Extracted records
━━━━━━━━

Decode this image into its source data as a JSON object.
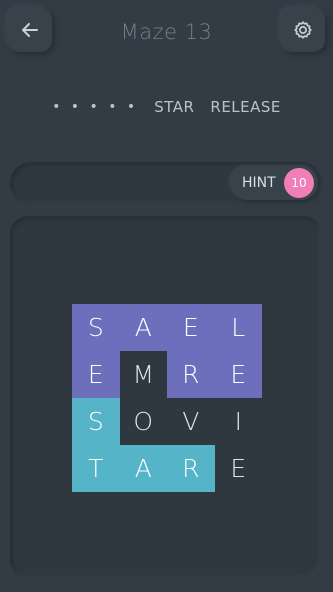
{
  "header": {
    "title": "Maze 13",
    "back_icon": "arrow-left-icon",
    "settings_icon": "gear-icon"
  },
  "words": {
    "dots": "• • • • •",
    "found": [
      "STAR",
      "RELEASE"
    ]
  },
  "hint": {
    "label": "HINT",
    "count": "10",
    "badge_color": "#ef7fb6"
  },
  "colors": {
    "purple": "#6d6fbd",
    "teal": "#55b4c8",
    "cell_empty": "#2f373f"
  },
  "grid": {
    "rows": [
      [
        {
          "letter": "S",
          "color": "purple"
        },
        {
          "letter": "A",
          "color": "purple"
        },
        {
          "letter": "E",
          "color": "purple"
        },
        {
          "letter": "L",
          "color": "purple"
        }
      ],
      [
        {
          "letter": "E",
          "color": "purple"
        },
        {
          "letter": "M",
          "color": "empty"
        },
        {
          "letter": "R",
          "color": "purple"
        },
        {
          "letter": "E",
          "color": "purple"
        }
      ],
      [
        {
          "letter": "S",
          "color": "teal"
        },
        {
          "letter": "O",
          "color": "empty"
        },
        {
          "letter": "V",
          "color": "empty"
        },
        {
          "letter": "I",
          "color": "empty"
        }
      ],
      [
        {
          "letter": "T",
          "color": "teal"
        },
        {
          "letter": "A",
          "color": "teal"
        },
        {
          "letter": "R",
          "color": "teal"
        },
        {
          "letter": "E",
          "color": "empty"
        }
      ]
    ]
  }
}
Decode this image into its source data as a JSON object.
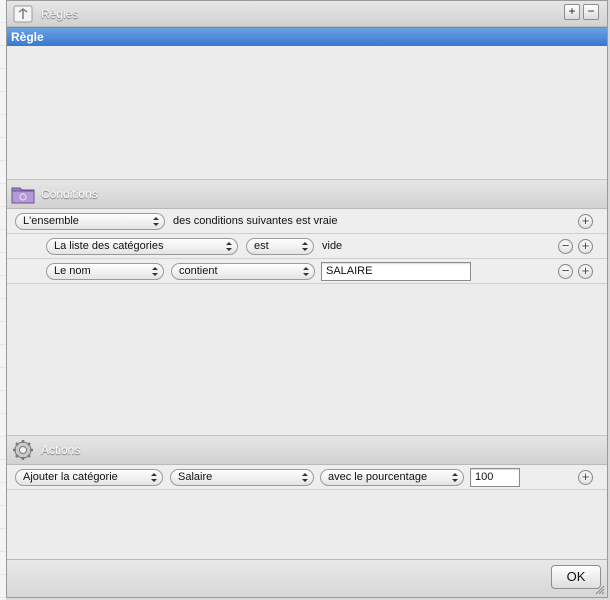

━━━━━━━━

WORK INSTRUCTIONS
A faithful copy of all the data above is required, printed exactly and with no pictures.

EXPECTED ANSWER
Decode this image into its source data as a JSON object.
{
  "header": {
    "title": "Maze 13",
    "back_icon": "arrow-left-icon",
    "settings_icon": "gear-icon"
  },
  "words": {
    "dots": "• • • • •",
    "found": [
      "STAR",
      "RELEASE"
    ]
  },
  "hint": {
    "label": "HINT",
    "count": "10",
    "badge_color": "#ef7fb6"
  },
  "colors": {
    "purple": "#6d6fbd",
    "teal": "#55b4c8",
    "cell_empty": "#2f373f"
  },
  "grid": {
    "rows": [
      [
        {
          "letter": "S",
          "color": "purple"
        },
        {
          "letter": "A",
          "color": "purple"
        },
        {
          "letter": "E",
          "color": "purple"
        },
        {
          "letter": "L",
          "color": "purple"
        }
      ],
      [
        {
          "letter": "E",
          "color": "purple"
        },
        {
          "letter": "M",
          "color": "empty"
        },
        {
          "letter": "R",
          "color": "purple"
        },
        {
          "letter": "E",
          "color": "purple"
        }
      ],
      [
        {
          "letter": "S",
          "color": "teal"
        },
        {
          "letter": "O",
          "color": "empty"
        },
        {
          "letter": "V",
          "color": "empty"
        },
        {
          "letter": "I",
          "color": "empty"
        }
      ],
      [
        {
          "letter": "T",
          "color": "teal"
        },
        {
          "letter": "A",
          "color": "teal"
        },
        {
          "letter": "R",
          "color": "teal"
        },
        {
          "letter": "E",
          "color": "empty"
        }
      ]
    ]
  }
}
Decode this image into its source data as a JSON object.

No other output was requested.